- [Exercise] Nothing in the data may be altered; the answer is a verbatim copy of it.

- [Supplied data]
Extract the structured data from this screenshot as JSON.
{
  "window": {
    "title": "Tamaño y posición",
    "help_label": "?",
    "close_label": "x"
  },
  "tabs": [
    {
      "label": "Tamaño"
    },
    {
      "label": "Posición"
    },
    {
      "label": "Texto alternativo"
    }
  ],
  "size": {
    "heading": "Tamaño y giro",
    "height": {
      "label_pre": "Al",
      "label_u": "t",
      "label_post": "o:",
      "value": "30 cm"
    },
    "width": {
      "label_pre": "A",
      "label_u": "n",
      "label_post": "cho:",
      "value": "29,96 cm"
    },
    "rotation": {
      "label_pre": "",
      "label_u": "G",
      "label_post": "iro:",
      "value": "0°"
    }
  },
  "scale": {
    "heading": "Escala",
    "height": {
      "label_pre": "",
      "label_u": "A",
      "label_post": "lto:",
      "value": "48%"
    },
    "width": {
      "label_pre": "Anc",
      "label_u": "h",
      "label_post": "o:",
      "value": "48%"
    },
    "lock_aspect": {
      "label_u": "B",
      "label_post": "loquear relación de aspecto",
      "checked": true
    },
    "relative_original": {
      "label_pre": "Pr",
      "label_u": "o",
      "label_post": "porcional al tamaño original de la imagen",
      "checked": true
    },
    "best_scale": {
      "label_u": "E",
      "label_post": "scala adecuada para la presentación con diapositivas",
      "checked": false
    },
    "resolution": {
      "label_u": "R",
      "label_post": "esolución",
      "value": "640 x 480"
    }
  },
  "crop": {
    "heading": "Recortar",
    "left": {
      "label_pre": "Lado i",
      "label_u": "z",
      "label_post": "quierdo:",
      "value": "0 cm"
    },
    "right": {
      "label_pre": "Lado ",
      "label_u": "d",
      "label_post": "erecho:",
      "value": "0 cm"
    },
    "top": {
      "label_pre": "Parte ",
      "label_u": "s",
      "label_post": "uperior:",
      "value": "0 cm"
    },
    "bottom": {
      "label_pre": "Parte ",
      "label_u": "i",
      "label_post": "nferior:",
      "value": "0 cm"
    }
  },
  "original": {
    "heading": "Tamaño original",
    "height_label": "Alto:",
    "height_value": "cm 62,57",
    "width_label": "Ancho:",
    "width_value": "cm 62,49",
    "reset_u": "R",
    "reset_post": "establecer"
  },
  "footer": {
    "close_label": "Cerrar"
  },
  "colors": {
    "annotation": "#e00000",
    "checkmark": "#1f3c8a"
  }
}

- [Solved exercise]
Extract the structured data from this screenshot as JSON.
{
  "window": {
    "title": "Tamaño y posición",
    "help_label": "?",
    "close_label": "x"
  },
  "tabs": [
    {
      "label": "Tamaño"
    },
    {
      "label": "Posición"
    },
    {
      "label": "Texto alternativo"
    }
  ],
  "size": {
    "heading": "Tamaño y giro",
    "height": {
      "label_pre": "Al",
      "label_u": "t",
      "label_post": "o:",
      "value": "30 cm"
    },
    "width": {
      "label_pre": "A",
      "label_u": "n",
      "label_post": "cho:",
      "value": "29,96 cm"
    },
    "rotation": {
      "label_pre": "",
      "label_u": "G",
      "label_post": "iro:",
      "value": "0°"
    }
  },
  "scale": {
    "heading": "Escala",
    "height": {
      "label_pre": "",
      "label_u": "A",
      "label_post": "lto:",
      "value": "48%"
    },
    "width": {
      "label_pre": "Anc",
      "label_u": "h",
      "label_post": "o:",
      "value": "48%"
    },
    "lock_aspect": {
      "label_u": "B",
      "label_post": "loquear relación de aspecto",
      "checked": true
    },
    "relative_original": {
      "label_pre": "Pr",
      "label_u": "o",
      "label_post": "porcional al tamaño original de la imagen",
      "checked": true
    },
    "best_scale": {
      "label_u": "E",
      "label_post": "scala adecuada para la presentación con diapositivas",
      "checked": false
    },
    "resolution": {
      "label_u": "R",
      "label_post": "esolución",
      "value": "640 x 480"
    }
  },
  "crop": {
    "heading": "Recortar",
    "left": {
      "label_pre": "Lado i",
      "label_u": "z",
      "label_post": "quierdo:",
      "value": "0 cm"
    },
    "right": {
      "label_pre": "Lado ",
      "label_u": "d",
      "label_post": "erecho:",
      "value": "0 cm"
    },
    "top": {
      "label_pre": "Parte ",
      "label_u": "s",
      "label_post": "uperior:",
      "value": "0 cm"
    },
    "bottom": {
      "label_pre": "Parte ",
      "label_u": "i",
      "label_post": "nferior:",
      "value": "0 cm"
    }
  },
  "original": {
    "heading": "Tamaño original",
    "height_label": "Alto:",
    "height_value": "cm 62,57",
    "width_label": "Ancho:",
    "width_value": "cm 62,49",
    "reset_u": "R",
    "reset_post": "establecer"
  },
  "footer": {
    "close_label": "Cerrar"
  },
  "colors": {
    "annotation": "#e00000",
    "checkmark": "#1f3c8a"
  }
}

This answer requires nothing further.